Next week, the CEGSA AGM will have the pleasure of a presentation from Mike Seyfang (aka the Fang) which will hopefully provoke the assembled masses into some sort of reaction, be it excitement or fear (or maybe a heady mix of both). Mike is an independent consultant specialising in mashing Web2 technologies and because he doesn't come from a classroom background and doesn't fear sacred cows from that environment, is the ideal person to shake and challenge some conceptions and perceptions about the state of technology in education today. In collaborative fashion via his blog, his newly formed twitter account and the Net2Blazers email listserv, he's circulating his embryonic idea for his little presentation and wants any input, regardless of whether you are a CEGSA member, or in this case a TGZ reader.
His idea? The virtual web excursion. Really, read his post to get the starting ideas, but to me, it's take the filters totally off for the period required for a specific project or task so that access to any required tool is not an issue. Back it up with consent forms and clear outlines as to what will be occurring, treating it like taking the class to the zoo on public transport. It could be the class is building a wiki with another class overseas and need a synchronous hookup using IM, skype, etc to communicate as they build, access to building areas like pbwiki or wikispaces (currently blocked) and building materials (hosted web sites, flickr CC pics, YouTube vids or podsafe tracks. The hassles required to have each item unblocked via the administrator is significant, so supervised access minus filters would allow the project to be completed in good time, without delays caused by access restrictions. The concept is definitely designed to make you think because there are many issues at play here, ranging from teacher web competencies and savviness to student/teacher rapport to unbroken precedental ground.
What's going to stop this being a good idea? I'll deal with the negatives first because such a proactive idea deserves to end on the positive.
Firstly, the teacher.
Some teachers are glad that there is a filter there. It means that their responsibility for actively teaching and guiding kids through the internet is diminished - they can't get into too much trouble, if they try to go on a dodgy website, the filter'll bounce 'em - so they are going to run away from this idea as fast as possible. The excursion analogy is an interesting one because even on an excursion, there are places you would never take a class of kids - the red light district, death row, town rubbish tip etc. - but on the web, it's all there when the filters go down and only the confident teacher who has the communication skills, expert monitoring of where a class group is at any one time in cyberspace and clearly defined goals and criteria of the virtual excursion is going to attempt this feat. So, the big danger is that no matter how big the potential for this idea, no matter the worth of the suggested information literacy activities, most teachers are going to be so uneasy and unfamiliar with where students might head on an OPEN internet connection, they will see the risks to outweigh the benefits. So, instead of widening the potential pool of educators wanting to engage with this idea, once again it will be the boundary pushers, the web-savvy teachers, the pure constructivists who will be the only ones taking advantage of this opportunity. These are the educators who already work out ways to get access to as many default filtered tools as possible by befriending their local network administrator, or discovering workarounds (i.e. Flickr is blocked here in SA schools, but one can access the Creative Commons content from Flickr by using an unblocked tool like flickrcc) to enable the collaborative online projects for their students.

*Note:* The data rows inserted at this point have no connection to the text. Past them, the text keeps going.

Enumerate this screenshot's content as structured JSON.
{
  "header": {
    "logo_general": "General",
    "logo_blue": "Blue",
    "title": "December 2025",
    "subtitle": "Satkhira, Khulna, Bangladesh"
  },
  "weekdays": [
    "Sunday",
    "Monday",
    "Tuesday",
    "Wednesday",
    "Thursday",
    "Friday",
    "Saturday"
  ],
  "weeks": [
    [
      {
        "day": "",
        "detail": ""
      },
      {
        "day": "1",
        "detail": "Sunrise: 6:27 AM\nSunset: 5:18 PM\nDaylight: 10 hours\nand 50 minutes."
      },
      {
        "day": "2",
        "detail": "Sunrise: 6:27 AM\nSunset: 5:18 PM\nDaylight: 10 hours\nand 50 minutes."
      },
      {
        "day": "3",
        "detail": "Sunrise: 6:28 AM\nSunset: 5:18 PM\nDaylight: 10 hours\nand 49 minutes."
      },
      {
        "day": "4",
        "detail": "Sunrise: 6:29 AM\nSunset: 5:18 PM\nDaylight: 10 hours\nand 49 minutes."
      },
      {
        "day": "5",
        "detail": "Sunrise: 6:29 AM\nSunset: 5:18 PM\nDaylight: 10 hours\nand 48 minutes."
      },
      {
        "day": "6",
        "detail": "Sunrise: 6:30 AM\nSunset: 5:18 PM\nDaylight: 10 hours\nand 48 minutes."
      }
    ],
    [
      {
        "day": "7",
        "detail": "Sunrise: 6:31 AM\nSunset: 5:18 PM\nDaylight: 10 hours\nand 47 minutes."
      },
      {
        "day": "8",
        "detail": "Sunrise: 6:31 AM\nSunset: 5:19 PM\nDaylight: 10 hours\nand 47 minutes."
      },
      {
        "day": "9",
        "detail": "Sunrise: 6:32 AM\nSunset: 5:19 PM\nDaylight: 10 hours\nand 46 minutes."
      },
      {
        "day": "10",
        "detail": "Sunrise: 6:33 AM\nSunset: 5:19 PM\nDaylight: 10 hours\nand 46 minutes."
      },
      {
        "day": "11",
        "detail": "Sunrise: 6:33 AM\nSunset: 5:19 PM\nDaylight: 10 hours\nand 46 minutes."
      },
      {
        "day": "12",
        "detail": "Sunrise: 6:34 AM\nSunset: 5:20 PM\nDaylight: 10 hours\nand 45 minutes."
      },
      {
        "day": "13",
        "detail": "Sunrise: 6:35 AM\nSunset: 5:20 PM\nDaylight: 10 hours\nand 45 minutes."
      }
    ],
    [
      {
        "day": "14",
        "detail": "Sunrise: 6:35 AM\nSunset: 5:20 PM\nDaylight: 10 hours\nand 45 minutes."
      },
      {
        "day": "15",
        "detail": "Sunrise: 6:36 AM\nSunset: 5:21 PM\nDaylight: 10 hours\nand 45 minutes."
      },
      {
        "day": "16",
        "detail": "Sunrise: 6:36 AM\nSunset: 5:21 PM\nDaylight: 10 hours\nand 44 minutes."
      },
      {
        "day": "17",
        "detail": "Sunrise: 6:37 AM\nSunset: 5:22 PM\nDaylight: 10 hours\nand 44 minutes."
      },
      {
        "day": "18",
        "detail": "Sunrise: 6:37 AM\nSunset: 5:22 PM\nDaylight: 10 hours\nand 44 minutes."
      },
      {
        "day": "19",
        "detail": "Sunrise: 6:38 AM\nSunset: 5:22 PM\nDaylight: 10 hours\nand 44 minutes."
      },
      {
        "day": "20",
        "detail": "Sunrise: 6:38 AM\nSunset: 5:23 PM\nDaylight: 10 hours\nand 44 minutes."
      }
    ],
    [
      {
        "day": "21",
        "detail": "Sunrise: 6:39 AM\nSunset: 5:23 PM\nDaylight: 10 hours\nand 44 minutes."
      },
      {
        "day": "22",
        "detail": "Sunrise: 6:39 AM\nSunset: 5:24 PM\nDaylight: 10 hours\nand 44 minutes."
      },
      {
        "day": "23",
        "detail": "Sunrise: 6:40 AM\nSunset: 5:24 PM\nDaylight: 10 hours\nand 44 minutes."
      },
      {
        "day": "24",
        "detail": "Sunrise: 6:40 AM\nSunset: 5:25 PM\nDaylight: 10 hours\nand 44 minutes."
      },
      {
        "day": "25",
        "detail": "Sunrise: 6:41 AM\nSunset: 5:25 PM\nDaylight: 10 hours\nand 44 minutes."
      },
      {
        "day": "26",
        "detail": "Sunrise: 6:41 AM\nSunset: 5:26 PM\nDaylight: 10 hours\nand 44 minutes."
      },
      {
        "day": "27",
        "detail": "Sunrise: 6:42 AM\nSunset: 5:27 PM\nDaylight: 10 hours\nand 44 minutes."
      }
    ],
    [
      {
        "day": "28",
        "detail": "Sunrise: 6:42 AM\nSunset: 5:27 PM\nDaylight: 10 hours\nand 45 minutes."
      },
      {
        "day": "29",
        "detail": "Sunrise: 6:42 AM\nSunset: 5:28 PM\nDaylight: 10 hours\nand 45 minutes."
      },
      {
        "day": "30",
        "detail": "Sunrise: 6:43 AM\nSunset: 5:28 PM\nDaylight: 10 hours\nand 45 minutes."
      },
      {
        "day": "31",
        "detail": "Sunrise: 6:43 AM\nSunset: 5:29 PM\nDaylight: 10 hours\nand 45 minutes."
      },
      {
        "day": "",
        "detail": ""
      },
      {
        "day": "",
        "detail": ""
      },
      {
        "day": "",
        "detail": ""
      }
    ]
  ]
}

Next, the students.
Again, unless the students have had the benefit of a teacher who values web based literacies and is aware of the potential pitfalls that the OPEN web presents, they may well be as fearful as the non-confident teacher. If they are not good managers of time, they may well be distracted by the EVERYTHING that is available for the allotted time and come up empty on the actual task assigned for the online excursion time.
But there are some positives behind Mike's challenging suggestion. I personally would utilise his suggestion, but the idea shouldn't just be confined to a handful of Web 2 enthusiasts who also happen to be teachers. I think that just like my post from the other night talking about what the technology can do, the online virtual excursion needs to identify the benefits that can be achieved sans filter so that the naysayers (myself included) don't poison the water. I need to expand on how this idea can work and work well but as this post has stretched over three evenings I'll stop here, post and trackback to Mike so he has a little bit of input to work with.DSCF4465 by mobology